Watching the Charles and Diana saga play out in “The Crown,” I kept marveling at how successfully the material rises above previous scripted efforts to tell the story. Morgan elevates it all without screaming out the big themes — sexism, depression, the uselessness of love in the shadow of the crown. We see how Diana’s benevolence and compassion emerge, out of spite and out of self-sustenance, and how it becomes a public balm to the adversities and damages of the Thatcher years. She grows into the antithesis of the indifferent crown — even though she was largely created by it — and in some ways becomes its mortal enemy.

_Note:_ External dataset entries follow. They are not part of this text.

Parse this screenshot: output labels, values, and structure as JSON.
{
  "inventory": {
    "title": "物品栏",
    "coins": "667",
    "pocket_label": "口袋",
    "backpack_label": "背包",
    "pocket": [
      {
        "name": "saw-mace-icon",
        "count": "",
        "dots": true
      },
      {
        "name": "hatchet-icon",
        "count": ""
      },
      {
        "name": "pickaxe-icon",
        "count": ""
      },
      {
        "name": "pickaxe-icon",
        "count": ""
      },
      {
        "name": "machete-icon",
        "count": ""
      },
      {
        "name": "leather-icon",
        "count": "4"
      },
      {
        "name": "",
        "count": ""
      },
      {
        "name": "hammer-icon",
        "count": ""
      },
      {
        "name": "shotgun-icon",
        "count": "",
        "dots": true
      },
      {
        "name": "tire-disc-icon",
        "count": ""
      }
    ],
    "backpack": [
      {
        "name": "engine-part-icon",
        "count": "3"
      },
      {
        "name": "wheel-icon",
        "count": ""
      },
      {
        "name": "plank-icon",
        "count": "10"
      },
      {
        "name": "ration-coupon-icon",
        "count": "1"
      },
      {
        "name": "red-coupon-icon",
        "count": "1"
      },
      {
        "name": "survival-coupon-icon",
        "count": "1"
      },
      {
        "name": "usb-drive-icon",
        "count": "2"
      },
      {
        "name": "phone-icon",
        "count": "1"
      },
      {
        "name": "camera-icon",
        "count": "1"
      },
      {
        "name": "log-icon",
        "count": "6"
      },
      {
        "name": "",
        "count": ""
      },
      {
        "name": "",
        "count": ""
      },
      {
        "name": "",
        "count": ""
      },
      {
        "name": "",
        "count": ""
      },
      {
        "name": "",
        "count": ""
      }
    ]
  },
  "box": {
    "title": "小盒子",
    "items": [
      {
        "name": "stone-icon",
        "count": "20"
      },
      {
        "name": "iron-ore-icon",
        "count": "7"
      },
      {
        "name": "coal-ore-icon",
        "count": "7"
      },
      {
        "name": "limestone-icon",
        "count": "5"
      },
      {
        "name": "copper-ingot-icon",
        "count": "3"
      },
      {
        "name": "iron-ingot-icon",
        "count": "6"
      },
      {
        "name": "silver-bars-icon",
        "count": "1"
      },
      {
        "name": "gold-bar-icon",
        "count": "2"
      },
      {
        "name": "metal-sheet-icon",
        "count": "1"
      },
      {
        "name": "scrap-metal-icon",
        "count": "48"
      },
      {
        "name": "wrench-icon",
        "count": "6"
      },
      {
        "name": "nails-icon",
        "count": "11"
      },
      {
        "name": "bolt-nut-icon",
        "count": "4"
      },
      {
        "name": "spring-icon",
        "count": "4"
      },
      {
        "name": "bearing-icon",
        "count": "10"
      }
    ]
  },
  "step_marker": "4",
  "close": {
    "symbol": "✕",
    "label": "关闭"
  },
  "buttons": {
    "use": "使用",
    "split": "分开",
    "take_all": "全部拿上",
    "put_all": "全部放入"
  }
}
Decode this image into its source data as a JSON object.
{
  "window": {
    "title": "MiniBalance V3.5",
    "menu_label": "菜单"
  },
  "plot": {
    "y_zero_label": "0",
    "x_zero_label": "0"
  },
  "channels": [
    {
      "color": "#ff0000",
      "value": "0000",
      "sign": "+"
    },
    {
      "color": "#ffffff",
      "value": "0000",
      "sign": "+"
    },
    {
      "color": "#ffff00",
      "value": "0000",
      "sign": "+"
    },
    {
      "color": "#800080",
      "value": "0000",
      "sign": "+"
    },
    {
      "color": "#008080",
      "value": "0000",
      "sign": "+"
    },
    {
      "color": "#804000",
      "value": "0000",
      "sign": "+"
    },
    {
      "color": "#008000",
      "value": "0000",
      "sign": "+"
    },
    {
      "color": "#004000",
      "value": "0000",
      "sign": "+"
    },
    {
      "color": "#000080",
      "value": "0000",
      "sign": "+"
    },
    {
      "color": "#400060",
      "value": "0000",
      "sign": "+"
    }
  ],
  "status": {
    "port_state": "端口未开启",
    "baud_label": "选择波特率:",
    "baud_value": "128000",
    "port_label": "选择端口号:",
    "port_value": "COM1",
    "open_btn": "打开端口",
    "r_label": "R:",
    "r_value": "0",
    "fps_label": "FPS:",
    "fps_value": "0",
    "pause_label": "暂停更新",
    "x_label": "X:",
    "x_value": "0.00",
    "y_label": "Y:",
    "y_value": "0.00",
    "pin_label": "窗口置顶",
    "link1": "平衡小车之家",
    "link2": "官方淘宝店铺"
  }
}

One of the fortes of this series is the way it both follows an ongoing history from season to season, and yet finds a way to make each episode fall into a story with themes of its own. This new set of episodes continues to give us both the long run and the short, the epic and the specific, as it goes from strength to strength.
Starring: Olivia Colman, Tobias Menzies, Helena Bonham Carter, Gillian Anderson, Erin Doherty, Josh O’Connor, Emma Corrin, Emerald Fennell
On: Netflix. Season four available Sunday.